Press enter after choosing selection

Mining Under Difficulties

Mining Under Difficulties image
Parent Issue
Public Domain
OCR Text
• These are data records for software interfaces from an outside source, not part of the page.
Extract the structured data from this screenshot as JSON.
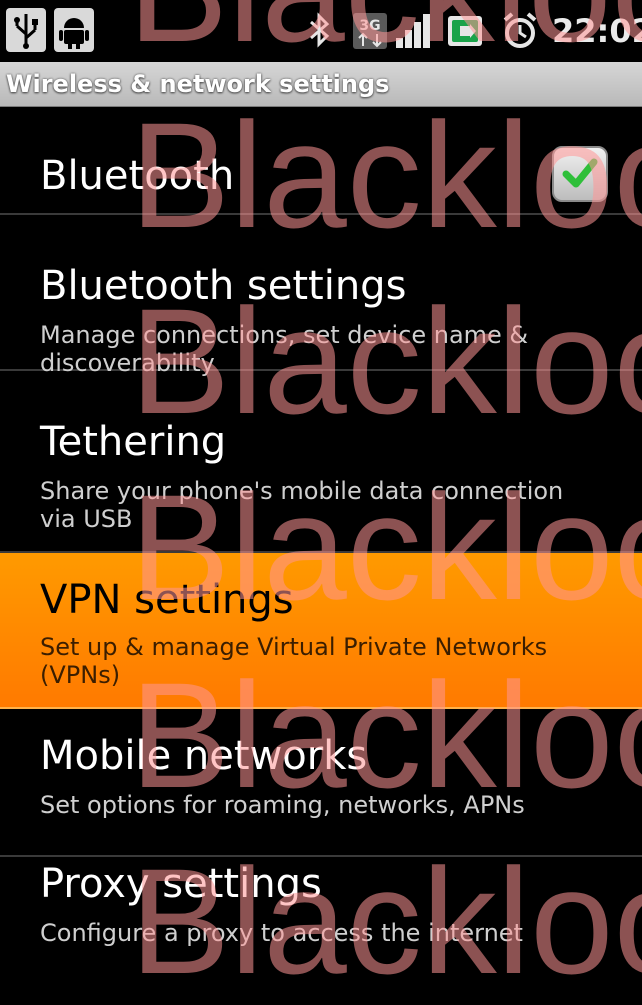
{
  "status_bar": {
    "time": "22:02",
    "icons": [
      "usb-icon",
      "android-debug-icon",
      "bluetooth-icon",
      "3g-data-icon",
      "signal-icon",
      "battery-icon",
      "alarm-icon"
    ],
    "network_label": "3G"
  },
  "header": {
    "title": "Wireless & network settings"
  },
  "items": [
    {
      "title": "Bluetooth",
      "summary": "",
      "checked": true
    },
    {
      "title": "Bluetooth settings",
      "summary": "Manage connections, set device name & discoverability"
    },
    {
      "title": "Tethering",
      "summary": "Share your phone's mobile data connection via USB"
    },
    {
      "title": "VPN settings",
      "summary": "Set up & manage Virtual Private Networks (VPNs)",
      "selected": true
    },
    {
      "title": "Mobile networks",
      "summary": "Set options for roaming, networks, APNs"
    },
    {
      "title": "Proxy settings",
      "summary": "Configure a proxy to access the internet"
    }
  ],
  "watermark": {
    "text": "Blackloo"
  },
  "colors": {
    "selection": "#ff8a00",
    "background": "#000000",
    "header": "#c8c8c8",
    "check": "#2fbf3a"
  }
}
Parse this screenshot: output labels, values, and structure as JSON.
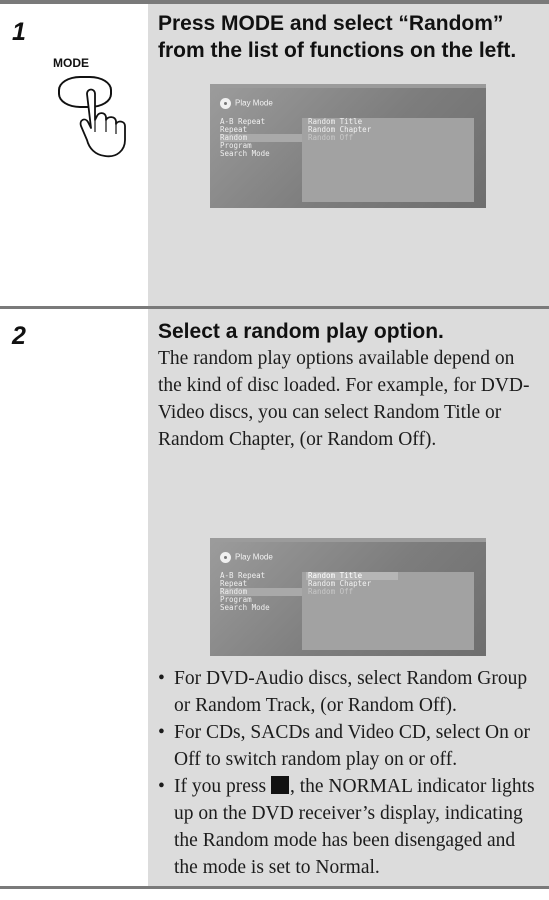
{
  "steps": [
    {
      "number": "1",
      "heading_line1": "Press MODE and select “Random”",
      "heading_line2": "from the list of functions on the left.",
      "illustration": {
        "button_label": "MODE",
        "icon": "hand-press-icon"
      }
    },
    {
      "number": "2",
      "heading": "Select a random play option.",
      "body": "The random play options available depend on the kind of disc loaded. For example, for DVD-Video discs, you can select Random Title or Random Chapter, (or Random Off).",
      "bullets": [
        "For DVD-Audio discs, select Random Group or Random Track, (or Random Off).",
        "For CDs, SACDs and Video CD, select On or Off to switch random play on or off."
      ],
      "bullet3_after_icon": ", the NORMAL indicator lights up on the DVD receiver’s display, indicating the Random mode has been disengaged and the mode is set to Normal.",
      "bullet3_before_icon": "If you press ",
      "stop_icon": "stop-button-icon"
    }
  ],
  "osd": {
    "title": "Play Mode",
    "menu_items": [
      "A-B Repeat",
      "Repeat",
      "Random",
      "Program",
      "Search Mode"
    ],
    "selected_menu_index": 2,
    "options": [
      "Random Title",
      "Random Chapter",
      "Random Off"
    ]
  },
  "colors": {
    "shaded_column": "#dcdcdc",
    "rule": "#7a7a7a",
    "osd_background": "#7d7d7d"
  }
}
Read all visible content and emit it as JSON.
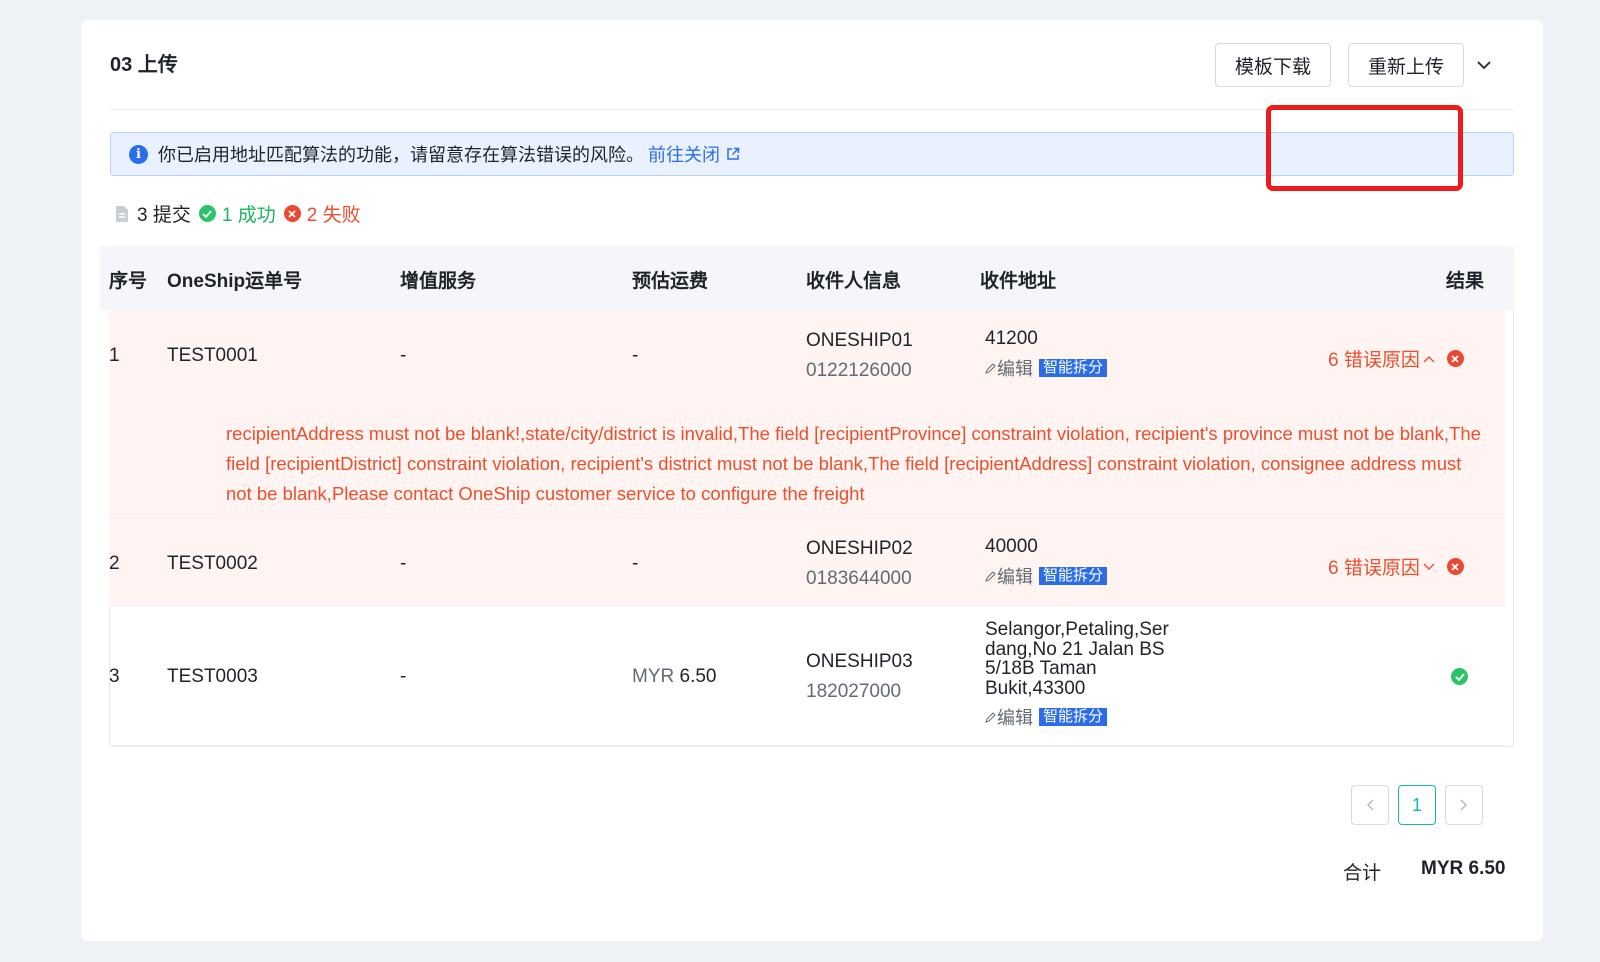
{
  "section": {
    "title": "03 上传"
  },
  "toolbar": {
    "template_download": "模板下载",
    "reupload": "重新上传"
  },
  "alert": {
    "message": "你已启用地址匹配算法的功能，请留意存在算法错误的风险。",
    "link": "前往关闭"
  },
  "stats": {
    "submitted": "3 提交",
    "success": "1 成功",
    "failed": "2 失败"
  },
  "table": {
    "headers": [
      "序号",
      "OneShip运单号",
      "增值服务",
      "预估运费",
      "收件人信息",
      "收件地址",
      "结果"
    ],
    "edit_label": "编辑",
    "smart_label": "智能拆分",
    "rows": [
      {
        "index": "1",
        "waybill": "TEST0001",
        "vas": "-",
        "fee": "-",
        "recipient_name": "ONESHIP01",
        "recipient_phone": "0122126000",
        "address": "41200",
        "result": "6 错误原因",
        "status": "failed",
        "expanded": true,
        "error_detail": "recipientAddress must not be blank!,state/city/district is invalid,The field [recipientProvince] constraint violation, recipient's province must not be blank,The field [recipientDistrict] constraint violation, recipient's district must not be blank,The field [recipientAddress] constraint violation, consignee address must not be blank,Please contact OneShip customer service to configure the freight"
      },
      {
        "index": "2",
        "waybill": "TEST0002",
        "vas": "-",
        "fee": "-",
        "recipient_name": "ONESHIP02",
        "recipient_phone": "0183644000",
        "address": "40000",
        "result": "6 错误原因",
        "status": "failed",
        "expanded": false
      },
      {
        "index": "3",
        "waybill": "TEST0003",
        "vas": "-",
        "fee_currency": "MYR",
        "fee_amount": "6.50",
        "recipient_name": "ONESHIP03",
        "recipient_phone": "182027000",
        "address_lines": [
          "Selangor,Petaling,Ser",
          "dang,No 21 Jalan BS",
          "5/18B Taman",
          "Bukit,43300"
        ],
        "status": "success"
      }
    ]
  },
  "pagination": {
    "current": "1"
  },
  "summary": {
    "total_label": "合计",
    "total_value": "MYR 6.50"
  }
}
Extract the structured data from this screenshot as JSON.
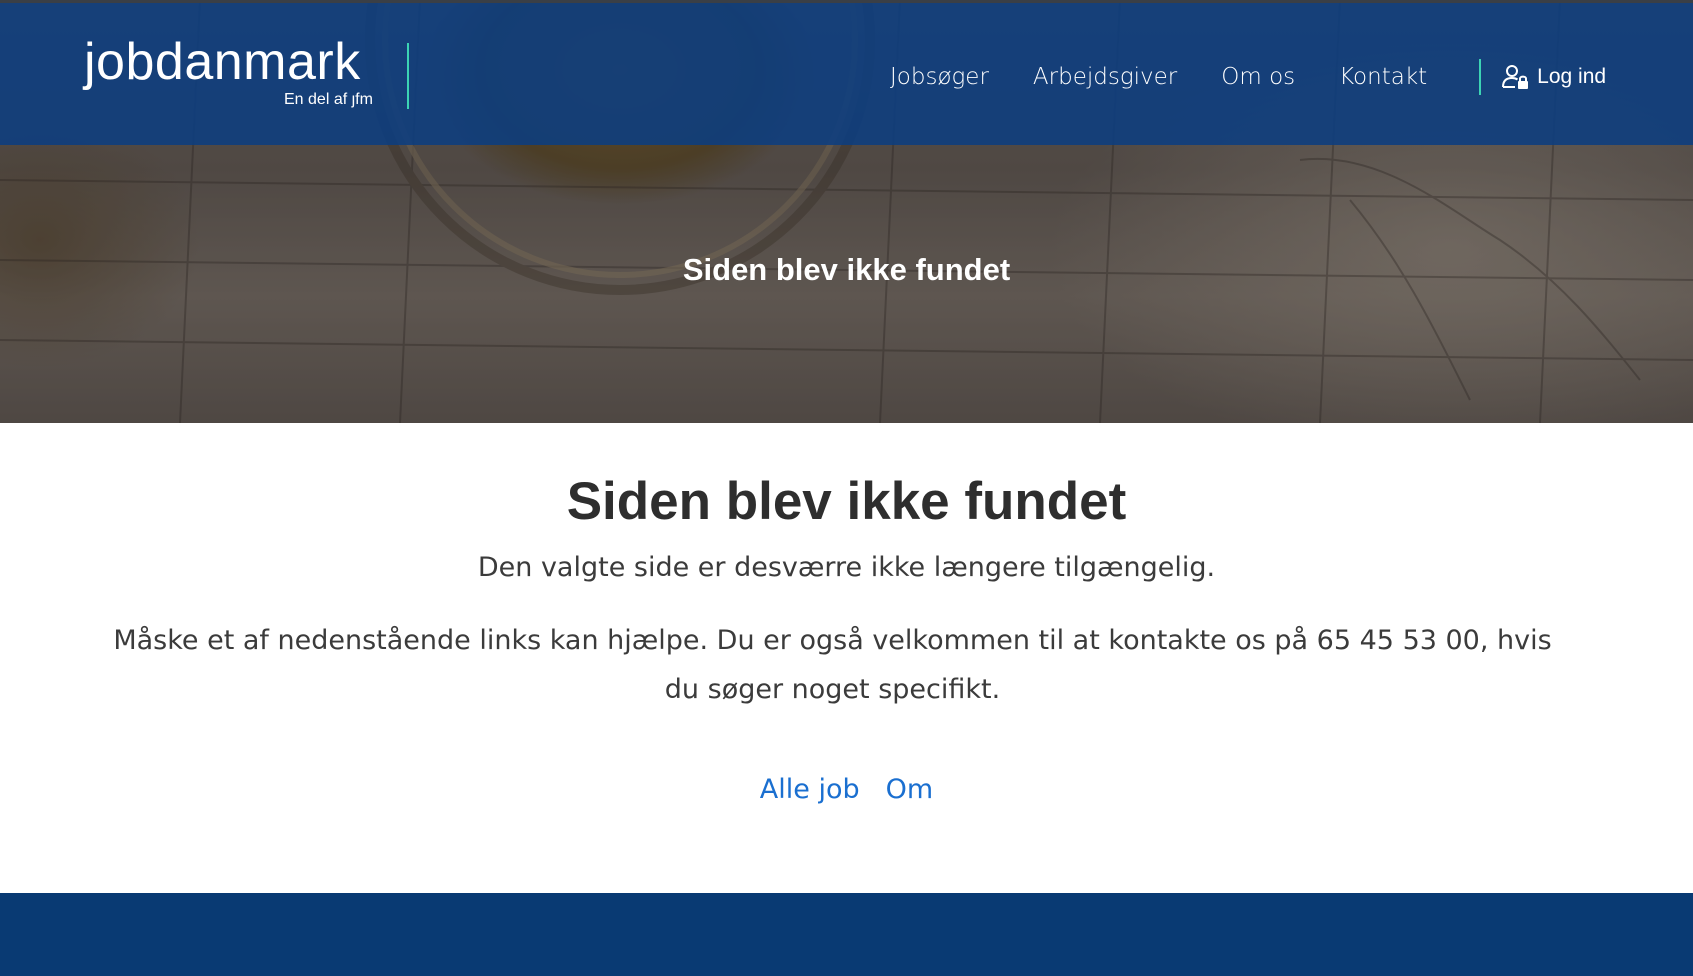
{
  "header": {
    "logo": {
      "wordmark": "jobdanmark",
      "tagline": "En del af ȷfm"
    },
    "nav": [
      {
        "label": "Jobsøger"
      },
      {
        "label": "Arbejdsgiver"
      },
      {
        "label": "Om os"
      },
      {
        "label": "Kontakt"
      }
    ],
    "login_label": "Log ind",
    "login_icon": "user-lock-icon"
  },
  "hero": {
    "title": "Siden blev ikke fundet"
  },
  "main": {
    "title": "Siden blev ikke fundet",
    "lead": "Den valgte side er desværre ikke længere tilgængelig.",
    "text": "Måske et af nedenstående links kan hjælpe. Du er også velkommen til at kontakte os på 65 45 53 00, hvis du søger noget specifikt.",
    "links": [
      {
        "label": "Alle job"
      },
      {
        "label": "Om"
      }
    ]
  },
  "colors": {
    "header_bg": "#0c3e80",
    "accent": "#3cd4b4",
    "link": "#1a6fd0",
    "footer_bg": "#093a73",
    "heading_text": "#2e2e2e"
  }
}
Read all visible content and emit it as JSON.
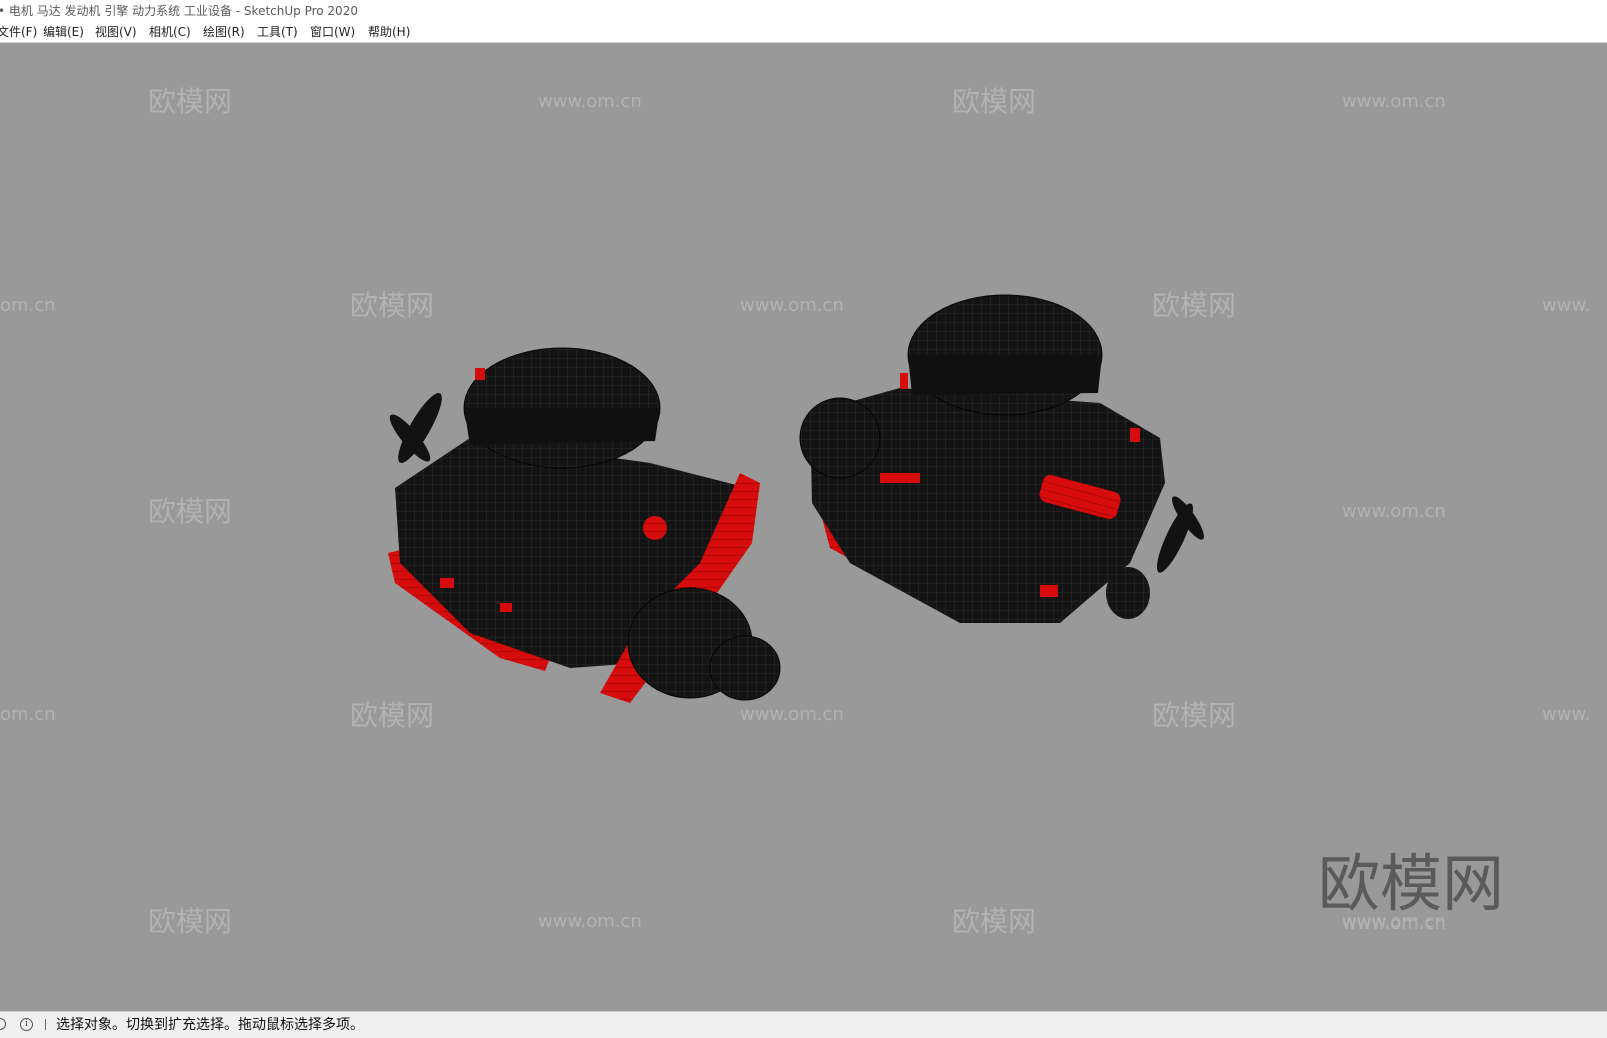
{
  "window": {
    "title": "• 电机 马达 发动机 引擎 动力系统 工业设备 - SketchUp Pro 2020"
  },
  "menu": {
    "items": [
      {
        "name": "menu-file",
        "label": "文件(F)"
      },
      {
        "name": "menu-edit",
        "label": "编辑(E)"
      },
      {
        "name": "menu-view",
        "label": "视图(V)"
      },
      {
        "name": "menu-camera",
        "label": "相机(C)"
      },
      {
        "name": "menu-draw",
        "label": "绘图(R)"
      },
      {
        "name": "menu-tools",
        "label": "工具(T)"
      },
      {
        "name": "menu-window",
        "label": "窗口(W)"
      },
      {
        "name": "menu-help",
        "label": "帮助(H)"
      }
    ]
  },
  "viewport": {
    "background": "#999999",
    "model_colors": {
      "body": "#121212",
      "accent": "#d60b0b"
    },
    "watermark": {
      "brand": "欧模网",
      "site": "www.om.cn",
      "site_partial": "om.cn",
      "site_partial_right": "www."
    },
    "logo": {
      "text": "欧模网",
      "site": "www.om.cn"
    }
  },
  "status": {
    "icons": [
      "geo-location-icon",
      "info-icon"
    ],
    "text": "选择对象。切换到扩充选择。拖动鼠标选择多项。"
  }
}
The altitude of the Stevens mine on Mount McClellan is 12,500 feet. At the depth of from 60 to 200 feet the crevice matter, consisting of süioa, calcite and ore, together with the surrounding wall rock, is a solid frozen maas. McClellan is one of the highest eastern spurs of the snowy range ; it has the form of a horseshoe, with a bold escarpment of feldsparthic rocknearly 2,000 feet high; which in some places is nearly perpendicular. Nothing unusual occura until a distance of some 80 or 90 feet had been made ; then the frozen territory war reached, and it has continued for ovea 200 feet. There are no indications of e thaw, snmmer or winter. The whol frozen territory is surrounded by hard' ma&sive rock, and the lode itself is as hard and massive as the rock. The miners, being unable to excávate the frozen material with a piek or drill, f ound that the only way was to kindie a large wood fire at night against the back end of the tunnel, and in the morning take out the disintegrated ore. This has been the mode of mining for more than two years. The tunnel te over 290 feet deep, and there is no diminution to the frost. There is, so far as can be seen, no opening or channel through which the frost could reach such a depth from the surface. There are no other mines in the same vicinitv in a like frozen state. The theory is that the rock was laid down in glacial times, when there was cold enough to freeze the very earth's heart. In that case the mine is an ice-house whose stores have remained unthawed for at least 80,000 years ! The phenomenon is not uncommon or inexplicable when openings can be found through which a current of air can pass ; but cases which, like the Brandon frozen well and the Stevens mine, show no way for air currents, are stül referred to imbedded icebergs and the glacial period.


Old News
Michigan Argus